“You know we’re not doing anything for Valentine’s Day,” I say in a sweetly menacing voice as my husband and I pass each other in the hall. He rolls his eyes. “Yes, I know. Not my first day on the job.”
It’s not by accident I make sure we don’t celebrate Valentine’s Day. Early in our relationship, when we were still figuring things out, I said the same thing. But then came Valentine’s morning and there they were on the table: roses, chocolates and a trinket. “You didn’t get me anything? Not even a card?” he asked with a look of bewildered incredulity. “But we said nothing,” I mewled. “I thought you meant nothing big,” he replied A quick trip to the store and I spent a load of money to wipe the stench of disappointment I had smeared all over him with my lack of sentimentality. But that was in the early throws of dating.
It’s not that I hate Valentine’s Day, I hate what it represents. A fist down the throat dictate by the greeting card industry of what to buy, when and for whom. I don’t want my husband standing with a crowd of bewildered men pawing through the remnants of Valentine’s Day cards that have been fondled more times than a woman in labor. I don’t want him paying a 400% mark up on roses that looked like they’d been chewed and spit out by a grazing bull. And I certainly don’t want him feeling like he has to buy me a piece of jewelry on the 14th of February to show me how much he loves me.
The best gifts he’s ever given me were surprises I wasn’t expecting and didn’t need.
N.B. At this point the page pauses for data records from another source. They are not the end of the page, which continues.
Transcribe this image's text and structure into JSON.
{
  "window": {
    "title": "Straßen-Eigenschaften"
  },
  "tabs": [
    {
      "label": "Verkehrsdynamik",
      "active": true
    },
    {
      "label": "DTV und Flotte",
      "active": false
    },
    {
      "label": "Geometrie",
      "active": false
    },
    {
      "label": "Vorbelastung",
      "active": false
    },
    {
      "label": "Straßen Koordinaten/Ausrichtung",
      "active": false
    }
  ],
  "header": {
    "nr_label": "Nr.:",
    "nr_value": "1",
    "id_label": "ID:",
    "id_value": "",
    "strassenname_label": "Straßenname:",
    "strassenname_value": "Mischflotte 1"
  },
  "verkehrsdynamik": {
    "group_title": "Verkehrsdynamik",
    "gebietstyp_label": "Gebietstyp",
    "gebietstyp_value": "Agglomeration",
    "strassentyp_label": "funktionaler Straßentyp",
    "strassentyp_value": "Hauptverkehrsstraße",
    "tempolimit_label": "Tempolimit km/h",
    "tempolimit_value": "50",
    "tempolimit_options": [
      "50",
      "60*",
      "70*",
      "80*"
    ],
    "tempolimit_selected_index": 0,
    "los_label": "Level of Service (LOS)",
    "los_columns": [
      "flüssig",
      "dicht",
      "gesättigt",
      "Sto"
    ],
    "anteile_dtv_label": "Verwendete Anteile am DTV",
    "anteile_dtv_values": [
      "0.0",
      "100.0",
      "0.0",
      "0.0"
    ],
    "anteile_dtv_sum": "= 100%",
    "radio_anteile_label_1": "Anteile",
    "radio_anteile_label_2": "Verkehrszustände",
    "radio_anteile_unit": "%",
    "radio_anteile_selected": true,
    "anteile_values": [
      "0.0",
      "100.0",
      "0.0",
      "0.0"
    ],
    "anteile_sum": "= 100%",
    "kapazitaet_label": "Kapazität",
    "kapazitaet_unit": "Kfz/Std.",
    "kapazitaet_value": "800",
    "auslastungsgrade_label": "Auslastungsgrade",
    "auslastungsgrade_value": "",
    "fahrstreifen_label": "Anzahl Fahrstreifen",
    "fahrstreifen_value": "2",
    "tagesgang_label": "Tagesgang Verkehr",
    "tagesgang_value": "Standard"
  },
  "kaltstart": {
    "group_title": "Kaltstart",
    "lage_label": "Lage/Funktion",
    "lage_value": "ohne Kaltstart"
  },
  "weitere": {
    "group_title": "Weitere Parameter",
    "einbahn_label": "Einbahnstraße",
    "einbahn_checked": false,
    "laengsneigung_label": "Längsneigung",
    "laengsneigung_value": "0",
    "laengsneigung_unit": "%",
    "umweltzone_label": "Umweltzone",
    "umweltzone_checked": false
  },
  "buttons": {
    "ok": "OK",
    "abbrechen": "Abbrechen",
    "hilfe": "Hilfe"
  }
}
There is the small trio of bath oil, lotion and gel that still stand by the edge of the tub, unused fifteen years later. We hadn’t been dating long when he gave them to me as a gift. “The bottles looked antique and I know you like antiques.” He scratched his head. “To be honest I’m not really sure what antique means or if you even like them, but I saw them and thought of you.” The second best gift he gave me was a little elephant sitting on its hind legs with his trunk in the air. A wedding ring holder he brought back from a business trip. No reason, just because. I think about him every evening when I slip them down the elephant’s trunk and every morning when I put them on. I don’t remember when he bought it, but I know it wasn’t on Valentine’s Day.
A few days ago, I was in the bathroom washing my face when he dropped my mail onto the growing pile on my nightstand. “I thought you’d want this,” he said putting a large rectangular card on top of the pile. “What is it?” I turned off the water and took my hair down from the bun it’s been in since 5am this morning. “It’s a $5 coupon to La Madeleine,” he says putting his watch on the nightstand near the elephant holding my rings. “I though you could get a cookie next time you go.” My hands plucking the tangles from my hair still. He looks at me, perplexed. “Isn’t that where you go to write every Sunday morning?” Silently I nod. “I was thinking it could help you write.” Mutely, I stare at him. My eyes begin to sting. Downstairs children scream, the dishwasher beeps that it’s done and he is in the middle of an umpteenth chore that comes with a house, kids and a twelve year marriage. And during the insanity, as he sorted mail, he thought of me. And my writing. And how important it is to me. And it wasn’t even Valentine’s Day.